Items from an interface collection:
+-------+
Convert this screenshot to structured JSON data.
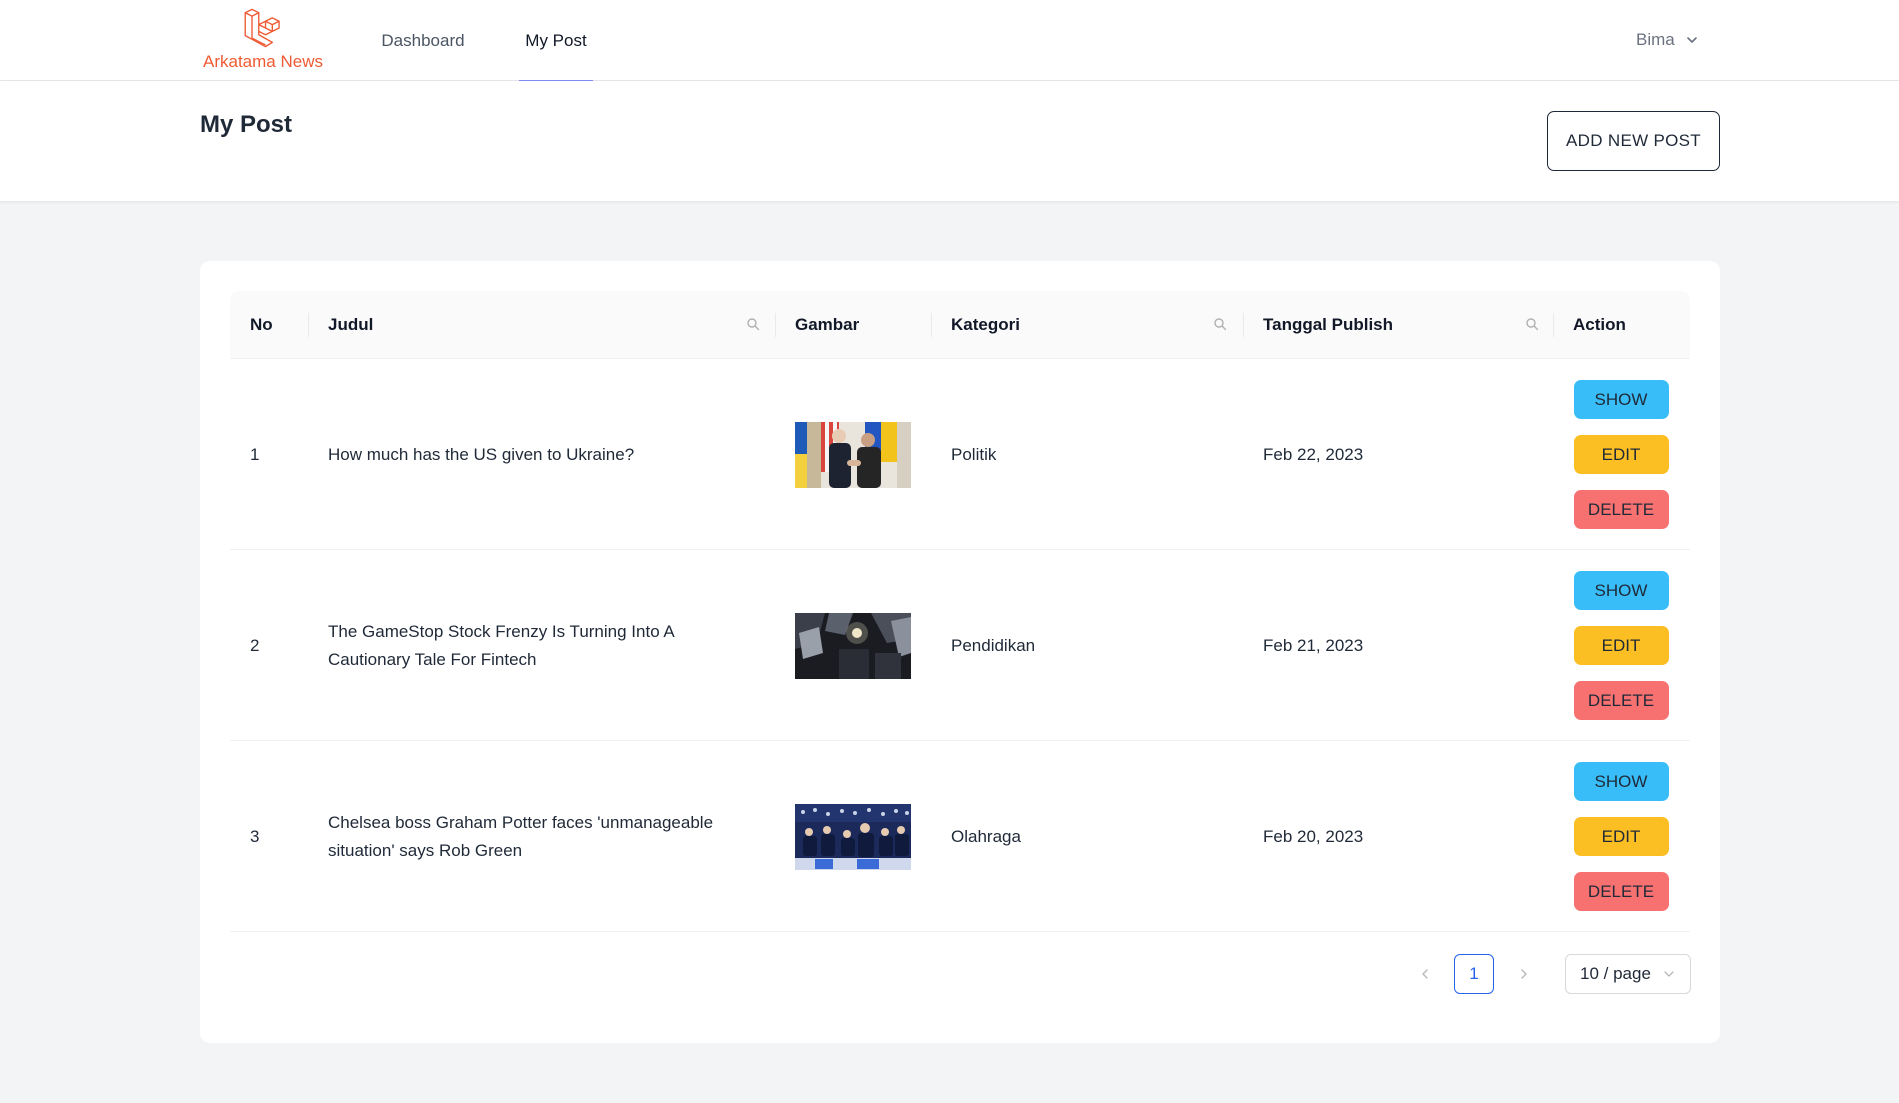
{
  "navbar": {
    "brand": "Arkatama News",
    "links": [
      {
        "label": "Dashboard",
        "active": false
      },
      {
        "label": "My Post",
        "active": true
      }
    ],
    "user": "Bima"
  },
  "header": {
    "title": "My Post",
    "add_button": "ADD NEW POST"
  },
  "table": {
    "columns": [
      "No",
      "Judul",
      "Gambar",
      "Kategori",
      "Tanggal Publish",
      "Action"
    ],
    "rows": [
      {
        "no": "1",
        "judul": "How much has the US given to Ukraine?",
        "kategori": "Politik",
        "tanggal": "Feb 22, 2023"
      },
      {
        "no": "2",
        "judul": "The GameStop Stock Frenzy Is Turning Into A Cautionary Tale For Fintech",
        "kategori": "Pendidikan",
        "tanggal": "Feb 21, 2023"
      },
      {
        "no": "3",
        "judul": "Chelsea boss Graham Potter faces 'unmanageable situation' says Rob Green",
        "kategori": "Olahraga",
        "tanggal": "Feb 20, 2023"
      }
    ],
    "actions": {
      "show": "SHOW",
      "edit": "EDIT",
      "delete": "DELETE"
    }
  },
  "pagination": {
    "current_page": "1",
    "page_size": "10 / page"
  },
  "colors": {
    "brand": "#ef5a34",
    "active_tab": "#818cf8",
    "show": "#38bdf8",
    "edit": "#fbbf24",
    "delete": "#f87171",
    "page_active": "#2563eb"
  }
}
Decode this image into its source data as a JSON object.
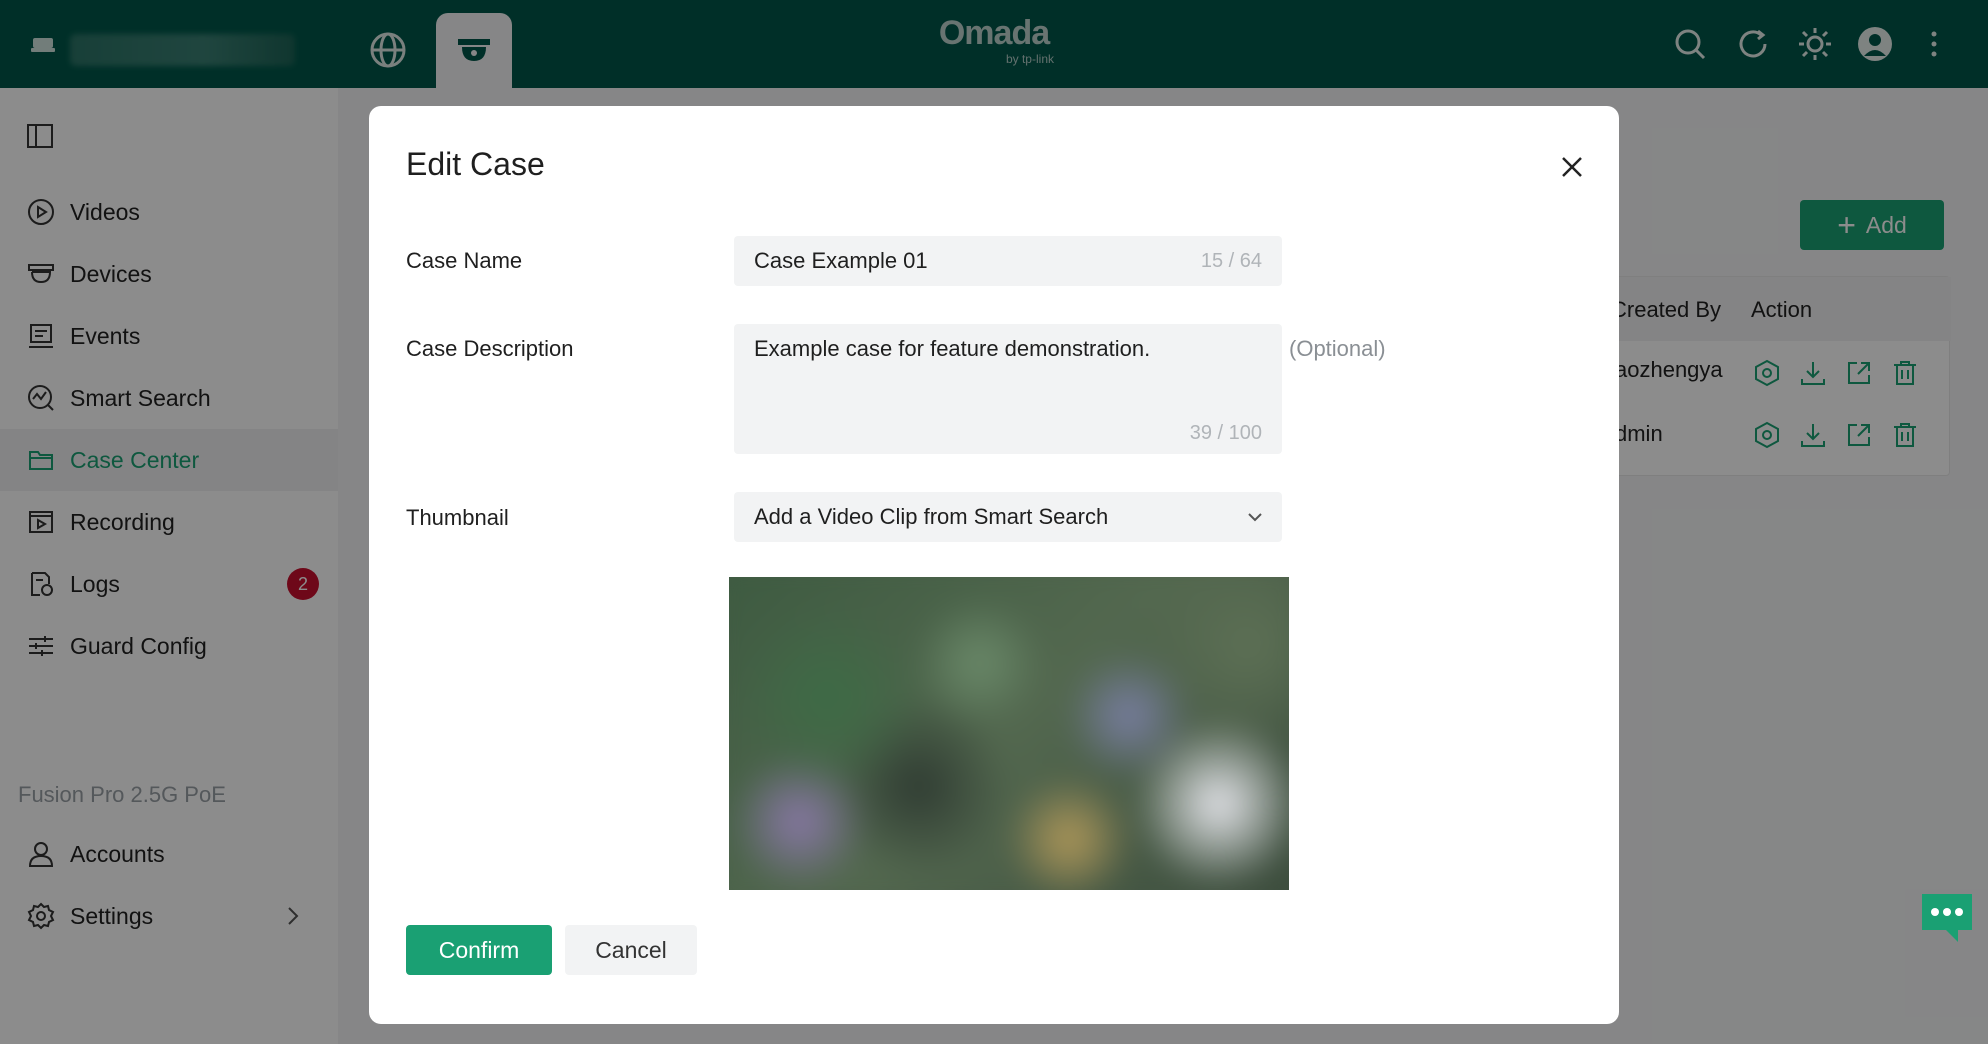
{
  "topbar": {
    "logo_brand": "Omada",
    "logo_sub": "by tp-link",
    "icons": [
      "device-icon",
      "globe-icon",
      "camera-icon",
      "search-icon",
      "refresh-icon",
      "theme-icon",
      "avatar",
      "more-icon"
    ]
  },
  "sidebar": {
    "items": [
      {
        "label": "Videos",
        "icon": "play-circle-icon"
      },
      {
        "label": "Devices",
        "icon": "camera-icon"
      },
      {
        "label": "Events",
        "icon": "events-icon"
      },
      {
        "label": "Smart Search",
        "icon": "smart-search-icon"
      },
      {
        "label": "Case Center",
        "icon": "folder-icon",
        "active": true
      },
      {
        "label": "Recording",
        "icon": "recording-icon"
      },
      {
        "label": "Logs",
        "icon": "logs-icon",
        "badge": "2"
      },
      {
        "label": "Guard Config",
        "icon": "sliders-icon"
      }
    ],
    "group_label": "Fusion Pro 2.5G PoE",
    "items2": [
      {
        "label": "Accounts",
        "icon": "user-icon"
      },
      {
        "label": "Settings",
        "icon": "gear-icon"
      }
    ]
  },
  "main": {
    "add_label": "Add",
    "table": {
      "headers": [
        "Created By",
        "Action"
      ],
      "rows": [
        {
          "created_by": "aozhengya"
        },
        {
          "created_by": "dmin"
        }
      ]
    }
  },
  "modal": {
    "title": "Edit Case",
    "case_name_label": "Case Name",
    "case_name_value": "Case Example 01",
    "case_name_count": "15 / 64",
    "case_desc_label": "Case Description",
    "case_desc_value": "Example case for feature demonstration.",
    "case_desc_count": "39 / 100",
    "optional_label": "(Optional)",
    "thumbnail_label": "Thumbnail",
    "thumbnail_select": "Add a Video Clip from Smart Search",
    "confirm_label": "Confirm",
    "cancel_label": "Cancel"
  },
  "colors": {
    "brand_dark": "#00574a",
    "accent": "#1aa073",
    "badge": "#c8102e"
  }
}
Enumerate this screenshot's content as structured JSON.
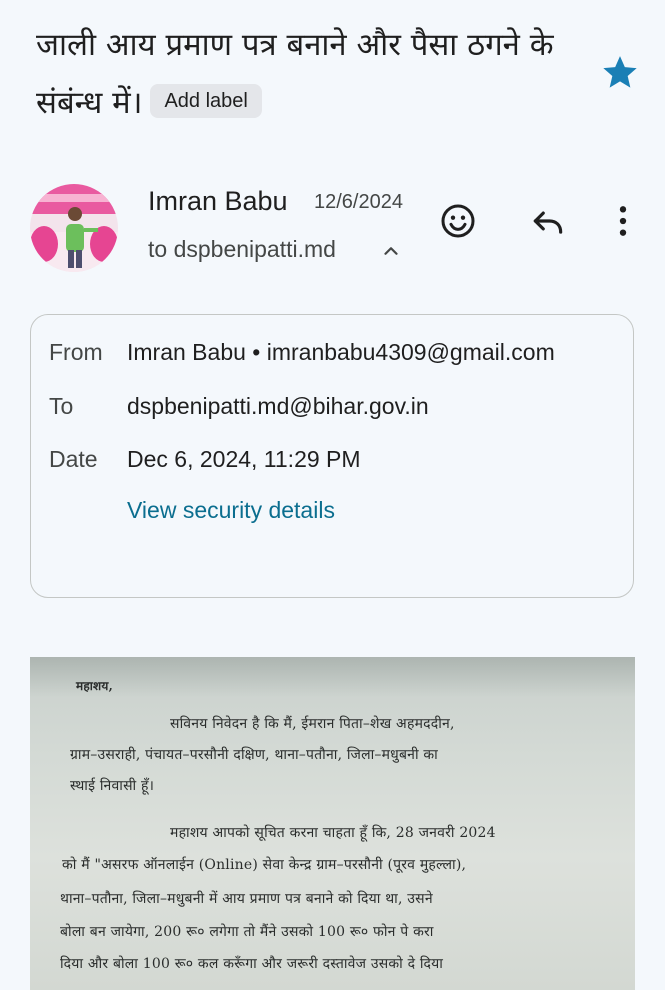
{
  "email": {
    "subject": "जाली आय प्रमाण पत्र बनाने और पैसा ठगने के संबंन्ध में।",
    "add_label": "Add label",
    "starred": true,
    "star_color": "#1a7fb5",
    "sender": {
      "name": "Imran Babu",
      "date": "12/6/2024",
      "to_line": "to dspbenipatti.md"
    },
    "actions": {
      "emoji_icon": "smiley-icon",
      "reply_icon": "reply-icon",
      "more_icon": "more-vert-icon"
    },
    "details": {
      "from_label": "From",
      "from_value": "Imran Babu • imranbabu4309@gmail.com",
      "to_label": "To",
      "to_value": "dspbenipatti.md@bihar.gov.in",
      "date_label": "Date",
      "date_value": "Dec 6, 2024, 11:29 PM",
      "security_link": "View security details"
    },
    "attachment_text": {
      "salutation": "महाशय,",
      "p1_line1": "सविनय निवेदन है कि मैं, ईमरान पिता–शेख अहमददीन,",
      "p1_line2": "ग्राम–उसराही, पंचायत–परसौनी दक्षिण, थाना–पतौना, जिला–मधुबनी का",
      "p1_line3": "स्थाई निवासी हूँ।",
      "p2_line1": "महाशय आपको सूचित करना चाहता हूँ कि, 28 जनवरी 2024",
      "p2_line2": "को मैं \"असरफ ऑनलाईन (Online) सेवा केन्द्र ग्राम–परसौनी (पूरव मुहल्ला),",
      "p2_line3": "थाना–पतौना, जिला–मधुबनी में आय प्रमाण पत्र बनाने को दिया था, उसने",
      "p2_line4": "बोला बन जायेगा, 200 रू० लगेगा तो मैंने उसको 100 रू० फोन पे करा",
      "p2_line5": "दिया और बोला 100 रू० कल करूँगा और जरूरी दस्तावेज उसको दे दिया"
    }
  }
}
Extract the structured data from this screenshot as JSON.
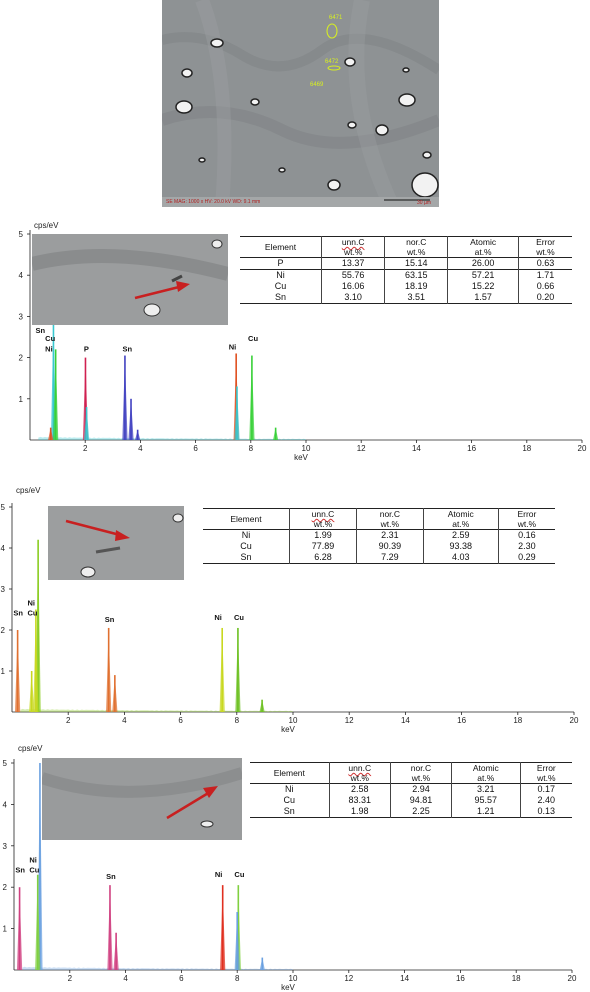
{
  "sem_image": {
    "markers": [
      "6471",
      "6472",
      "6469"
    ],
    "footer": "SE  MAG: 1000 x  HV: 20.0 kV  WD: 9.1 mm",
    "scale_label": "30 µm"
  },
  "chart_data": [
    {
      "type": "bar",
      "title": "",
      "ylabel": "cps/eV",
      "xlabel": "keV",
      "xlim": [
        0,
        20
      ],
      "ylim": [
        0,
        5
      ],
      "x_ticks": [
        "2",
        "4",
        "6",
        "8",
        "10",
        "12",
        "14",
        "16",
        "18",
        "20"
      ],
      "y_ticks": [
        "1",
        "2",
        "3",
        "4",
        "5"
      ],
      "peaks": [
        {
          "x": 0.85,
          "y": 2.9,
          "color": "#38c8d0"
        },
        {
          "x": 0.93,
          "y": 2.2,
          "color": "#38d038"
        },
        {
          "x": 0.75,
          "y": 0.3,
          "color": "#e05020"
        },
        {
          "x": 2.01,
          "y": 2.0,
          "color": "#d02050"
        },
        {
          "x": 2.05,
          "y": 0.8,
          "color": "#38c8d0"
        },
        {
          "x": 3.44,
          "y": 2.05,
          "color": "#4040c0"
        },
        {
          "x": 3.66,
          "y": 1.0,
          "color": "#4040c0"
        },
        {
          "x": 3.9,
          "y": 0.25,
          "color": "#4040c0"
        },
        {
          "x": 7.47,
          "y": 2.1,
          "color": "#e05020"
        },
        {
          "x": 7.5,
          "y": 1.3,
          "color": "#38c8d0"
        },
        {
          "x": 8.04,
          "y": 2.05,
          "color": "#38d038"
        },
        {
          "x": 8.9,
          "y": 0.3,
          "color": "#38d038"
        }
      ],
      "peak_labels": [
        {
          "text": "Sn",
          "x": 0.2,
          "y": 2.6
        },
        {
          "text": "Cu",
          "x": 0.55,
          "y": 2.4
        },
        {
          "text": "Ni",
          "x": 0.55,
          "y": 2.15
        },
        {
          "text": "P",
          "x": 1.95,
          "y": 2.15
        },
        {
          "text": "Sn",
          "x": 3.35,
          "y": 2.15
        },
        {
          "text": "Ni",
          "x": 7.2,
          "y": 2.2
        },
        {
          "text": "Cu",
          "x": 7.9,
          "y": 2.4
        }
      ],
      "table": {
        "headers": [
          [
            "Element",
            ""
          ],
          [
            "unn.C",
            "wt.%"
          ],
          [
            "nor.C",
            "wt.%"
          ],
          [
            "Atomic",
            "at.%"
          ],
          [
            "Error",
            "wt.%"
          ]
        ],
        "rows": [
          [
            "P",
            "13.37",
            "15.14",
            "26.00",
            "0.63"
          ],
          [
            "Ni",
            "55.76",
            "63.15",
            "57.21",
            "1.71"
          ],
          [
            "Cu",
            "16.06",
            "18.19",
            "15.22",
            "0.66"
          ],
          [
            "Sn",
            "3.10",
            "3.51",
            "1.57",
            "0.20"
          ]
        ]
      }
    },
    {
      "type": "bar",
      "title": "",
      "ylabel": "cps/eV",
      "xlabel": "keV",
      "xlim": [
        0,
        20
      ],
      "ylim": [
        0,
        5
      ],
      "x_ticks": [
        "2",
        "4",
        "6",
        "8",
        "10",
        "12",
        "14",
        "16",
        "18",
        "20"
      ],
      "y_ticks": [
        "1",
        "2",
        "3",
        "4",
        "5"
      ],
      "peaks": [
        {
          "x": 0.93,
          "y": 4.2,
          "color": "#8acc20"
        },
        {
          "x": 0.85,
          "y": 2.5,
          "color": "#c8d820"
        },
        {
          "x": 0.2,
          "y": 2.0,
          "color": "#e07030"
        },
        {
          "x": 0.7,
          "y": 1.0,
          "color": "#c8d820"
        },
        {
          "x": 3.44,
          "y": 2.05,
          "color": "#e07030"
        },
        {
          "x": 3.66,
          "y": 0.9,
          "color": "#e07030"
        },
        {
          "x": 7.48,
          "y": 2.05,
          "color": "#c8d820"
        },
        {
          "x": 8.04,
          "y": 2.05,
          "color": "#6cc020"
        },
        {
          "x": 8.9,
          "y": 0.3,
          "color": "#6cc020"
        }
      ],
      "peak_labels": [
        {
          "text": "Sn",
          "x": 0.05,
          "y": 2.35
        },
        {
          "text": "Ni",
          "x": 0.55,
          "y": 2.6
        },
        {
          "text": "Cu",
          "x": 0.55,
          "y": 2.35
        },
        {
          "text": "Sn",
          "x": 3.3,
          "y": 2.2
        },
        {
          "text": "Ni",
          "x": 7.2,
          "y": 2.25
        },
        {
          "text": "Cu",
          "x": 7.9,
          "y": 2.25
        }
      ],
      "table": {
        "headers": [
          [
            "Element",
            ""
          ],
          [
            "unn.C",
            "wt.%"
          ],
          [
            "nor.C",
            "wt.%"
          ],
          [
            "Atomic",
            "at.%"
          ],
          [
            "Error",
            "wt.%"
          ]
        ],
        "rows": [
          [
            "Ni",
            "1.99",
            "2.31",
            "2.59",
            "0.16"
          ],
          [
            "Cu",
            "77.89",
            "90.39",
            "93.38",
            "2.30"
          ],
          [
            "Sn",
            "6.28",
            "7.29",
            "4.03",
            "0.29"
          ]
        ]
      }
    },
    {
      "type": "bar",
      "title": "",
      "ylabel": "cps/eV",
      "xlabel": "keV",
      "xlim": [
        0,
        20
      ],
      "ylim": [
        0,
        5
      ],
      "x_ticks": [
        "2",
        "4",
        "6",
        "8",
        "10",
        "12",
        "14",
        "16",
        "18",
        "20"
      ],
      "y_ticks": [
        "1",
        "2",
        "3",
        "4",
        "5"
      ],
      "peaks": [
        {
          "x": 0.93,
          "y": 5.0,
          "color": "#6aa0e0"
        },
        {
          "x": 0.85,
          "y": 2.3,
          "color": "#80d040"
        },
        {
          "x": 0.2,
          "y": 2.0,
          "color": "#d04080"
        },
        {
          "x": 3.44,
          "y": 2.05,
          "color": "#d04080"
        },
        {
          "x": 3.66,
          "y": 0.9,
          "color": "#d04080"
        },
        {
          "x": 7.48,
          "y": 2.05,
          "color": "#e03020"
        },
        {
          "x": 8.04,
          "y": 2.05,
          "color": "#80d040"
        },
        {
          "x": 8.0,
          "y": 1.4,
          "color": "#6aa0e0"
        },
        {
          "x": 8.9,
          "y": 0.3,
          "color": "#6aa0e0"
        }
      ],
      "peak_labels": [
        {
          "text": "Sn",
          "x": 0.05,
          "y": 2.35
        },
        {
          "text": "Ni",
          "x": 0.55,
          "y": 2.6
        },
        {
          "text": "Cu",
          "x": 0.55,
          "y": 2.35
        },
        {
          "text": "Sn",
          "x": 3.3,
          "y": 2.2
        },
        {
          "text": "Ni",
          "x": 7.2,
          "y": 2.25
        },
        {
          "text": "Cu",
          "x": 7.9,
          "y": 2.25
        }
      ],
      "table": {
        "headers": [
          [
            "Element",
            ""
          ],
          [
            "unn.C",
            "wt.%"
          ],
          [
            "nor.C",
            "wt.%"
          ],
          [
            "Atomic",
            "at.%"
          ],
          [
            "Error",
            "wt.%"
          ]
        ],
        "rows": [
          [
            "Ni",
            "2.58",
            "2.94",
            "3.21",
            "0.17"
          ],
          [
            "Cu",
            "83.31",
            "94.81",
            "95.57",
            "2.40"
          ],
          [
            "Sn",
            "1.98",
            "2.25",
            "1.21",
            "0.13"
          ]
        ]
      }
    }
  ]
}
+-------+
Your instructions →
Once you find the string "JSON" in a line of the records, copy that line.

Reply →
Convert this screenshot to structured JSON data.
Decode this image into its source data as a JSON object.
Enumerate this screenshot's content as structured JSON.
Extract the structured data from this screenshot as JSON.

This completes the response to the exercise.